We all know fear when it comes to chronic illness. Here are some fears we have to deal with because of our illnesses.
The fear it will get worse
We know illnesses tends to ebb and flow. We have had times when it is worse. And so the fear. What if it gets worse again? What if it gets worse than it Ever has been? What if it continually gets worse as I age?
And we know how hard it was to adapt and cope with our bad times. And so we fear the Impact of what will happen if it gets worse. We can live in this fear. We have to live our lives in the now, but it doesn’t mean this fear isn’t something we think about.
The fear we will no longer be able to work
Our health may be at the point where it is difficult to work and we are just trying our best to hold onto our job. We fear the income instability it will cause. Being unable to pay our bills and obligations. Fear that we will lose an important part of our self-worth. Fear the disability process which as we all know isn’t an easy process to endure. And what do you do in the meantime? Starve? It is a lot to stress over and worry about.
We fear we will lose our partner
Divorce rate for chronically ill is 75% which is quite a bit over the norm. Poor health is a constant stressor and the financial instability adds another stressor. We may have difficulties with our partner understanding as is. Or had arguments about these issues. And we fear we can’t communicate our side, our worries, our fears.

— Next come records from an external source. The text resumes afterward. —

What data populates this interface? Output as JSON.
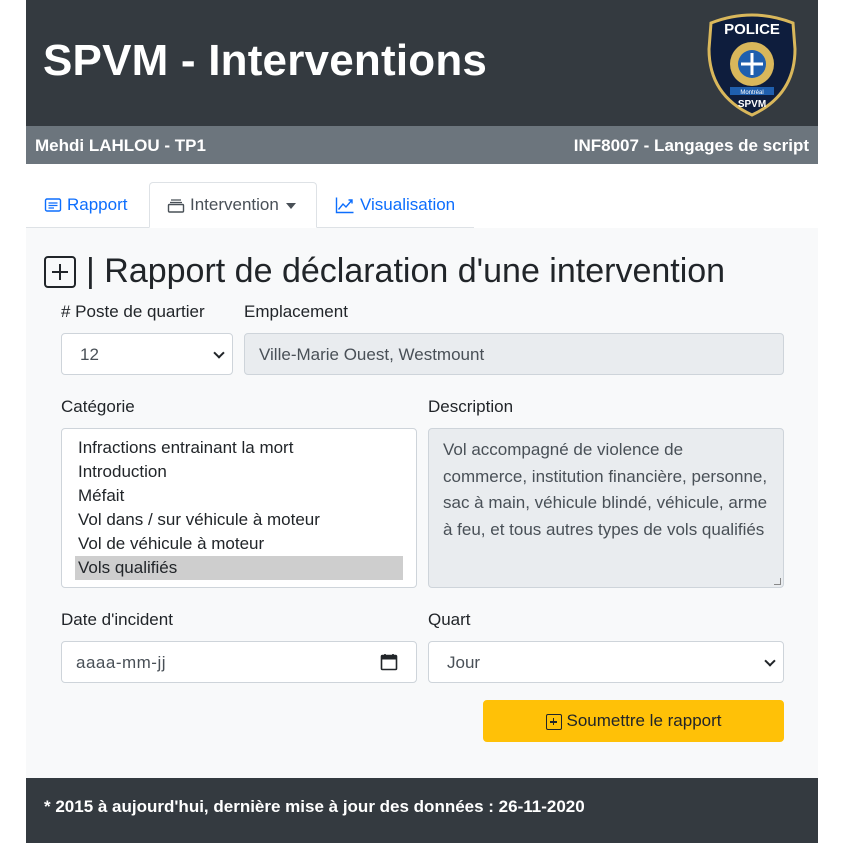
{
  "header": {
    "title": "SPVM - Interventions",
    "badge": {
      "top_text": "POLICE",
      "city_text": "Montréal",
      "bottom_text": "SPVM"
    }
  },
  "subbar": {
    "left": "Mehdi LAHLOU - TP1",
    "right": "INF8007 - Langages de script"
  },
  "tabs": [
    {
      "label": "Rapport",
      "icon": "report-icon",
      "active": false
    },
    {
      "label": "Intervention",
      "icon": "inbox-icon",
      "active": true
    },
    {
      "label": "Visualisation",
      "icon": "chart-line-icon",
      "active": false
    }
  ],
  "form": {
    "heading": "| Rapport de déclaration d'une intervention",
    "poste": {
      "label": "# Poste de quartier",
      "value": "12"
    },
    "emplacement": {
      "label": "Emplacement",
      "value": "Ville-Marie Ouest, Westmount"
    },
    "categorie": {
      "label": "Catégorie",
      "options": [
        "Infractions entrainant la mort",
        "Introduction",
        "Méfait",
        "Vol dans / sur véhicule à moteur",
        "Vol de véhicule à moteur",
        "Vols qualifiés"
      ],
      "selected": "Vols qualifiés"
    },
    "description": {
      "label": "Description",
      "value": "Vol accompagné de violence de commerce, institution financière, personne, sac à main, véhicule blindé, véhicule, arme à feu, et tous autres types de vols qualifiés"
    },
    "date": {
      "label": "Date d'incident",
      "placeholder": "aaaa-mm-jj"
    },
    "quart": {
      "label": "Quart",
      "value": "Jour"
    },
    "submit_label": "Soumettre le rapport"
  },
  "footer": {
    "text": "* 2015 à aujourd'hui, dernière mise à jour des données : 26-11-2020"
  },
  "colors": {
    "header_bg": "#343a40",
    "subbar_bg": "#6c757d",
    "link": "#0d6efd",
    "submit_bg": "#ffc107",
    "panel_bg": "#f8f9fa"
  }
}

We fear it will never get better than it is
If we are in a particular bad spot where the symptoms are severe and we are not functioning well at all… we fear it will never get better than it is. No one, absolutely no one, wants to live in survival mode.
We fear the impact our health has on those around us

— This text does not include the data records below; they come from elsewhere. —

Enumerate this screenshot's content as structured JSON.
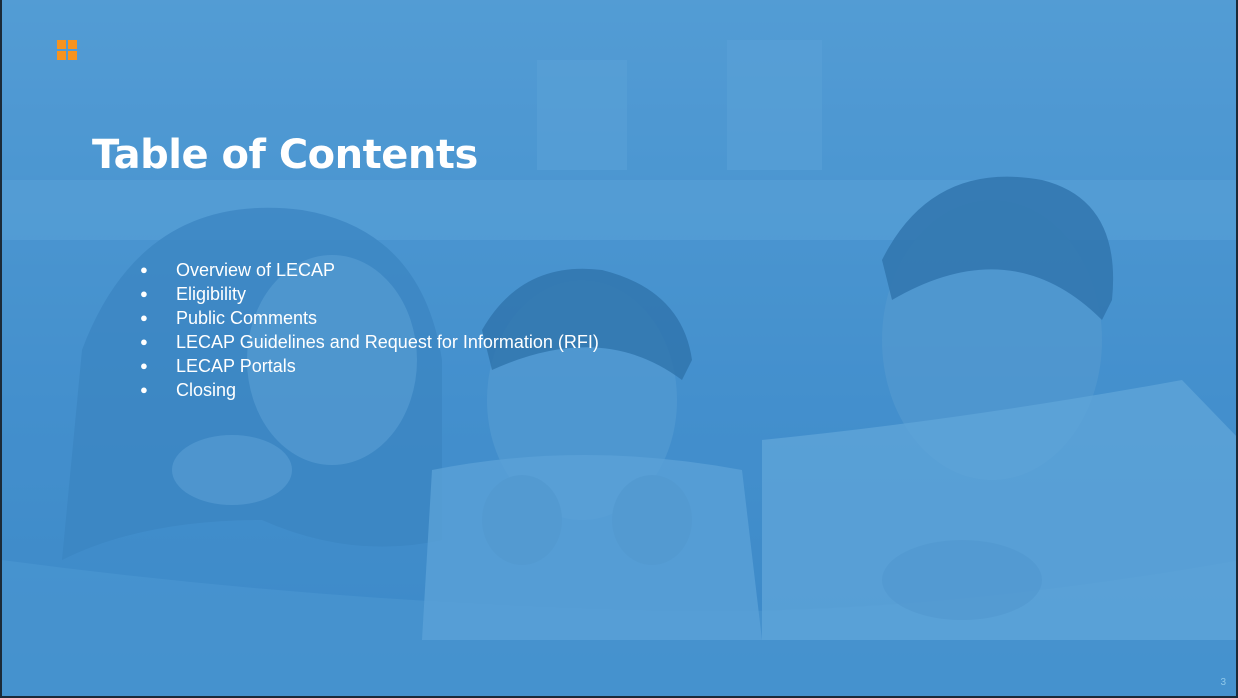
{
  "slide": {
    "title": "Table of Contents",
    "items": [
      "Overview of LECAP",
      "Eligibility",
      "Public Comments",
      "LECAP Guidelines and Request for Information (RFI)",
      "LECAP Portals",
      "Closing"
    ],
    "bullet_glyph": "●",
    "page_number": "3"
  },
  "colors": {
    "overlay_blue": "#3c91d2",
    "logo_orange": "#f7931e",
    "text": "#ffffff"
  },
  "icons": {
    "logo": "four-squares-logo-icon"
  }
}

This leads to a lot of guilt, low self-worth and self-hate as well. But we fear the impact it has on our kids, our spouse, our families and friends.
We fear doing things for fear it will lead to pain

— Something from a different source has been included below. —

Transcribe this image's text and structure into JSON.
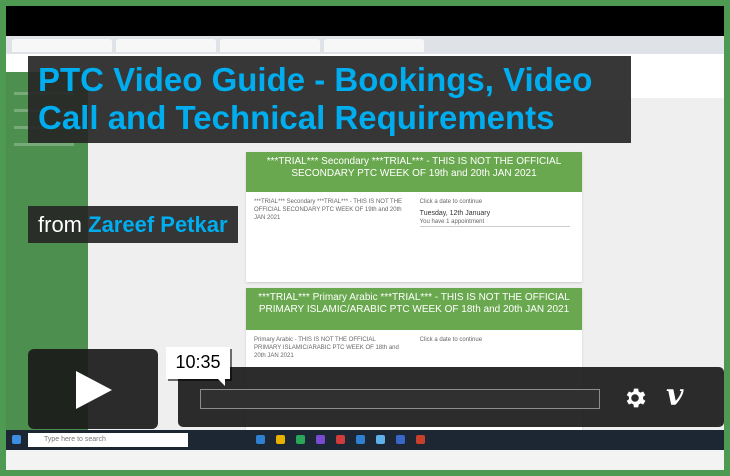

This is what is called avoidance behavior. When we do not do something not because of the pain in the moment, but because we anticipate it will cause pain. We fear a flare. We fear we will immediate regret it. Or will suffer for days after. But sometimes we are right. And it is a matter of knowing our limits and pacing.